Swedish Tea Ring from KAF
The latest Baker's Catalogue from King Arthur Flour has a recipe for “Swedish Tea Ring.” I usually just scan these recipes and go on looking for new toys, but this one caught my eye. The sub-caption described it as a “decadent cinnamon roll in the shape of a ring,” but the formula seemed the least “decadent” of any pastry I could recall – 3 1/2 cups of flour, 1/4 cup sugar, 1 egg, no shortening! Of course the filling had butter, but still … I thought maybe this was an editing error. I did a quick internet search for other Swedish Tea Ring recipes. They all had butter or oil or lard. I checked the KAF web site and found the recipe there to be just like in the Baker's Catalogue. The dough is a very simple enriched yeast dough, without any of the commonly added flavorings (citrus extract, vanilla, cardamom, etc.). That was another point in its favor, since my wife doesn't like cardamom much at all.
Well, the boys and girls at KAF generally know what they are doing, at least in the bakery. So, I figured I had to know if this was any good. If it was, I would have a (relatively) low-calorie sweet dough in my repertoire and less reluctance to bake breakfast sweet rolls, which both my wife and I do enjoy having.
The recipe for “Swedish Tea Ring” can be found here with versions for volume, English and metric ingredient measurements: Swedish Tea Ring
There were some luke warm reviews of the recipe on the KAF site, noting that the amount of filling was not sufficient and that the pastry was dry. Other reviews were more positive. I experienced a spousal veto of doubling the filling, but decided to watch the pastry carefully while it was baking and shorten the bake time, if the ring looked like it was done sooner than the recipe specified. In short, I followed the KAF recipe, except I omitted the optional glazing and ended up baking for just 22 rather than 25 minutes.
We tasted the tea ring for desert after dinner, and it is very good. The dough is sweet but not too sweet and is tender. We did not find it dry, but note that I did reduce the baking time. The filling did seem sparse when I spread it. I will increase it by 50% when I make this again. But the overall flavor balance of dough and filling was very nice. Susan had seconds.
As an added bonus, this dough is the closest I have found yet to the taste and texture of the cheese pockets from Karsh's Bakery I grew up loving and have always wanted to be able to duplicate.
I'm looking forward to making this tea ring again and to using the dough recipe for other pastries. I recommend it … even if you are already skinny.
Sumitted to YeastSpotting
Thanks for posting your findings. I also saw this recipe but passed it over because pastries are usually high in sat fat. I think I'll try it now with your changes and swap out some white whole wheat flour for the AP. Your posts are always so informative and thoughtful.
This pastry is relatively low in saturated fat. Of course enrichments like butter add to the shelf life of pastries. I wrapped some of the tea ring in waxed paper overnight and just had it for breakfast.
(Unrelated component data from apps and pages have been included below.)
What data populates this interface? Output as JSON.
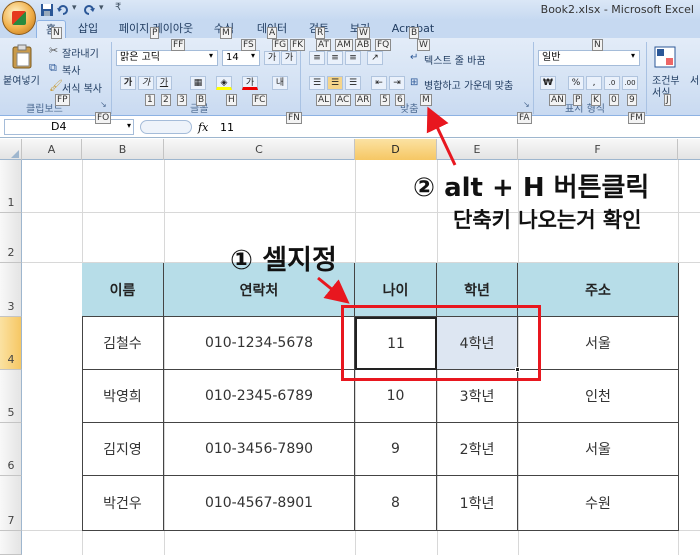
{
  "app": {
    "window_title": "Book2.xlsx - Microsoft Excel",
    "qat_more": "₹"
  },
  "tabs": [
    {
      "label": "홈",
      "keytip": ""
    },
    {
      "label": "삽입",
      "keytip": "N"
    },
    {
      "label": "페이지 레이아웃",
      "keytip": "P"
    },
    {
      "label": "수식",
      "keytip": "M"
    },
    {
      "label": "데이터",
      "keytip": "A"
    },
    {
      "label": "검토",
      "keytip": "R"
    },
    {
      "label": "보기",
      "keytip": "W"
    },
    {
      "label": "Acrobat",
      "keytip": "B"
    }
  ],
  "ribbon": {
    "clipboard": {
      "paste": "붙여넣기",
      "cut": "잘라내기",
      "copy": "복사",
      "format_painter": "서식 복사",
      "group": "클립보드"
    },
    "font": {
      "name": "맑은 고딕",
      "size": "14",
      "group": "글꼴"
    },
    "alignment": {
      "wrap": "텍스트 줄 바꿈",
      "merge": "병합하고 가운데 맞춤",
      "group": "맞춤"
    },
    "number": {
      "format": "일반",
      "group": "표시 형식"
    },
    "styles": {
      "conditional": "조건부",
      "format_label": "서식"
    },
    "keytips": [
      "FF",
      "FS",
      "FG",
      "FK",
      "AT",
      "AM",
      "AB",
      "FQ",
      "W",
      "N",
      "FP",
      "1",
      "2",
      "3",
      "B",
      "H",
      "FC",
      "AL",
      "AC",
      "AR",
      "5",
      "6",
      "M",
      "AN",
      "P",
      "K",
      "0",
      "9",
      "FO",
      "FN",
      "FA",
      "FM",
      "J"
    ]
  },
  "formula_bar": {
    "name_box": "D4",
    "fx": "fx",
    "value": "11"
  },
  "columns": [
    "A",
    "B",
    "C",
    "D",
    "E",
    "F"
  ],
  "rows": [
    "1",
    "2",
    "3",
    "4",
    "5",
    "6",
    "7"
  ],
  "table": {
    "headers": [
      "이름",
      "연락처",
      "나이",
      "학년",
      "주소"
    ],
    "rows": [
      [
        "김철수",
        "010-1234-5678",
        "11",
        "4학년",
        "서울"
      ],
      [
        "박영희",
        "010-2345-6789",
        "10",
        "3학년",
        "인천"
      ],
      [
        "김지영",
        "010-3456-7890",
        "9",
        "2학년",
        "서울"
      ],
      [
        "박건우",
        "010-4567-8901",
        "8",
        "1학년",
        "수원"
      ]
    ]
  },
  "annotations": {
    "step1": "① 셀지정",
    "step2": "② alt + H 버튼클릭",
    "step3": "단축키 나오는거 확인"
  },
  "colors": {
    "header_fill": "#b7dde8",
    "highlight": "#e8171f",
    "selected_header": "#f6c764"
  }
}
It was very dry feeling when I unwrapped it, but 10 seconds in the microwave warmed it up and re-moistened it. It was quite good, but not as good as when it was fresh-baked. I froze most of the pastry last night. We'll see how it is thawed.
If you do make it, let us know what you think.
Thanks for your kind words.
I used the dough part, mixed in the breadmaker, then finished it with butter, sugar, cinnamon, raisins as I do for cinnamon rolls, then made a ring. Forgot how long I baked it, it rose beautifully and tasted great.
and I love the cross-section photo. Lovely!
I think I shall try this, and see how it goes.
I do think that my stuff comes out dryer than other peoples but then again my house is kept drier so my ingredients are drier than most. So maybe its not the recipe that is the reason for the dry comments but the ingredients.